May 26, 2023
In spring, Callery pear trees in gardens and along streets become tall clouds of fluffy white bloom. They’re lovely. There’s just one problem: They also bloom in a lot of places where they are not supposed to be.
Too often, they sprout in woodlands and natural areas, where birds that eat their fruit incidentally drop the seeds. These trees from China out-compete the seedlings of native trees such as oaks, wildflowers, and other native plants.
Callery pear trees are a prime example of the many garden plants that have escaped cultivation to invade natural areas and wreak havoc in ecosystems. (Photos above by Kris Bachtell/The Morton Arboretum).
Invasive plants are defined as non-native plants that have a negative ecological, economic or health impact.
One way they can have a negative impact is by spreading much more easily than native plants. As a result, they disrupt local communities of plants and animals in natural areas such as forest preserves and state parks.
“They’re not just weeds that are annoying in your garden,” said Sharon Yiesla, plant knowledge specialist at The Morton Arboretum in Lisle. “They do real damage in the world.”
May, the time when many gardeners are choosing plants to include in their home landscapes, is Invasive Species Awareness Month. Gardeners’ choices are critical in the fight against invasive plants.
A plant can become an invasive problem when it is taken out of its native ecosystem and planted where it lacks natural enemies to control its growth. That allows it to reproduce and spread so freely that it overwhelms local plants, such as native wildflowers.
“Our gardens are full of plants that have been brought from around the world because they are ornamental,” Yiesla said. “Most of them do not become invasive in the Midwest, but the ones that do cause very serious harm.”
Here are some examples of invasive plants still to be found in many Chicago-area gardens:
Yellow flag iris (Iris pseudacorus). This plant, with yellow blooms in May, chokes wetland habitats. Native to temperate parts of Europe, Asia and Africa, it was imported for gardens in the 1700s.
Japanese barberry (Berberis thunbergii). Widely planted in Midwestern yards for its red fall color and bright berries, this shrub from Asia is easily spread by birds that eat the berries and deposit the seeds.
Burning bush (Euonymous alatus). Planted for its vivid pinkish-red fall color, this Asian shrub is also spread very easily by berry-eating birds.
European buckthorn (Rhamnus cathartica). Widely planted for hedges in the 19th and 20th centuries, this shrub or small tree from Europe has become a scourge.
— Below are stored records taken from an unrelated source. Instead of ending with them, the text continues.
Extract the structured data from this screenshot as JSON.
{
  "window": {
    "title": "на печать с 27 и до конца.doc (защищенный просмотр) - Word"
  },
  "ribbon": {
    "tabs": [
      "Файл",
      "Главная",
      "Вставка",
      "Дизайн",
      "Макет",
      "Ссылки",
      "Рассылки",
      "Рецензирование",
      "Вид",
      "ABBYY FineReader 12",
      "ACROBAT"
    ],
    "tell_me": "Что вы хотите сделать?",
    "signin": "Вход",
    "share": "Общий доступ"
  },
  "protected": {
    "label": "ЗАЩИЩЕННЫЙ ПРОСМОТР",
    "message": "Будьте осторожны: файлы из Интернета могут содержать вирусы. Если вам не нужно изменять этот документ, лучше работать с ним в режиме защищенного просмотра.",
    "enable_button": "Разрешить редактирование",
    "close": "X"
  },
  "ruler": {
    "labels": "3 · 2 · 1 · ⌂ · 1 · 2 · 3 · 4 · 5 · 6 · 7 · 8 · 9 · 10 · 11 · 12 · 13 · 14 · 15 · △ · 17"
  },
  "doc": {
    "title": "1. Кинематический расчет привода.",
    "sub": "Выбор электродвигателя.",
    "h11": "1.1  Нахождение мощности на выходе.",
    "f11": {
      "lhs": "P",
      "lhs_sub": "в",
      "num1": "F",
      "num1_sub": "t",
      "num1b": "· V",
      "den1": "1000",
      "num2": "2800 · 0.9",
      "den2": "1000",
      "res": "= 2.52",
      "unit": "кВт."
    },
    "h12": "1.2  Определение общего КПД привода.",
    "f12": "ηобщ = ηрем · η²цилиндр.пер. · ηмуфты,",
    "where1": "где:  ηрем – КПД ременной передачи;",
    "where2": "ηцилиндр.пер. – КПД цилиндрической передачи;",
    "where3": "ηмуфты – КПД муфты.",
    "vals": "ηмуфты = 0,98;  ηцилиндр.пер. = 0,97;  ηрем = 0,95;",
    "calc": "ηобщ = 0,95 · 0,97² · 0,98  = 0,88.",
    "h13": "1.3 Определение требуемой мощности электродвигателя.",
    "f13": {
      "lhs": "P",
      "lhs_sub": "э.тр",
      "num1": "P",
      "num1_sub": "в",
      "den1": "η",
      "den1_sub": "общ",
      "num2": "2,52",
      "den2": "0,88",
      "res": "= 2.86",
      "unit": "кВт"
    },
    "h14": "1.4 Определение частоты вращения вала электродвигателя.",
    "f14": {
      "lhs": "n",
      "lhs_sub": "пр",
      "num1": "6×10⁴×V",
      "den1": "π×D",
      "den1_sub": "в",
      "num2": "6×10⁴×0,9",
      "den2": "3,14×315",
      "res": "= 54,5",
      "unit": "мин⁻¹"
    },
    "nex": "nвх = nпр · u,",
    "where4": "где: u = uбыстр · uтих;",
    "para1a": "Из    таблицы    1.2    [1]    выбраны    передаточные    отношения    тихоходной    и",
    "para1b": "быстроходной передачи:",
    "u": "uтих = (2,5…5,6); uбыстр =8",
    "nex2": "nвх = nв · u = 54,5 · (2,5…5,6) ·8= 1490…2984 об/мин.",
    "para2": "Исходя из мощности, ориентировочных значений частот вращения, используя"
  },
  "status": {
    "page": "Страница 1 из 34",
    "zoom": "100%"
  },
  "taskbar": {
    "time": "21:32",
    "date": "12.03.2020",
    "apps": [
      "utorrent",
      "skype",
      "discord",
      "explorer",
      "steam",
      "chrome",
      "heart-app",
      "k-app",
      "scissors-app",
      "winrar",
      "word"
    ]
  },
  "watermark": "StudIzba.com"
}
According to the Arboretum’s 2020 Chicago Region Tree Census, 36% of all the trees in Cook and the six surrounding counties are this one species. Buckthorn not only crowds out other plants, it alters the soil chemistry in ways that encourage other invasive plant species to grow. In Illinois, it is illegal to buy or sell any species of buckthorn.
Purple loosestrife (Lythrum salicaria): Once popular in gardens for its tall spikes of purple flowers, this perennial spreads swiftly and chokes out native plants in wetlands.
Gardeners take action
What can gardeners do to combat invasive plants?
“The first step is to get to know the plants in your yard,” Yiesla said. “Once you identify your shrubs and perennials, you can check whether they are known to be invasive.”
Definitions of “invasive” plants vary, but even plants that have not been formally labeled invasive can cause problems. The Plant Clinic can help you ID plants, determine whether they are invasive or problematic, and find better plants to replace them.
Don’t assume that a plant is benign because you see it in other people’s yards. “Some very popular garden plants, such as Callery pear and burning bush, are invasive,” she said.
The Chicago Region Trees Initiative’s Healthy Habitat program offers advice on removing and replacing invasive woody plants such as buckthorn. The Midwest Invasive Plant Network has an extensive list of plants known to be invasive in Midwestern states.
“Becoming aware of the invasive plant problem is an important first step,” Yiesla said. “The next step is figuring out whether any plants in your garden might be contributing to it. Then you have a world of beautiful native plants and other noninvasive plants to consider as alternatives.”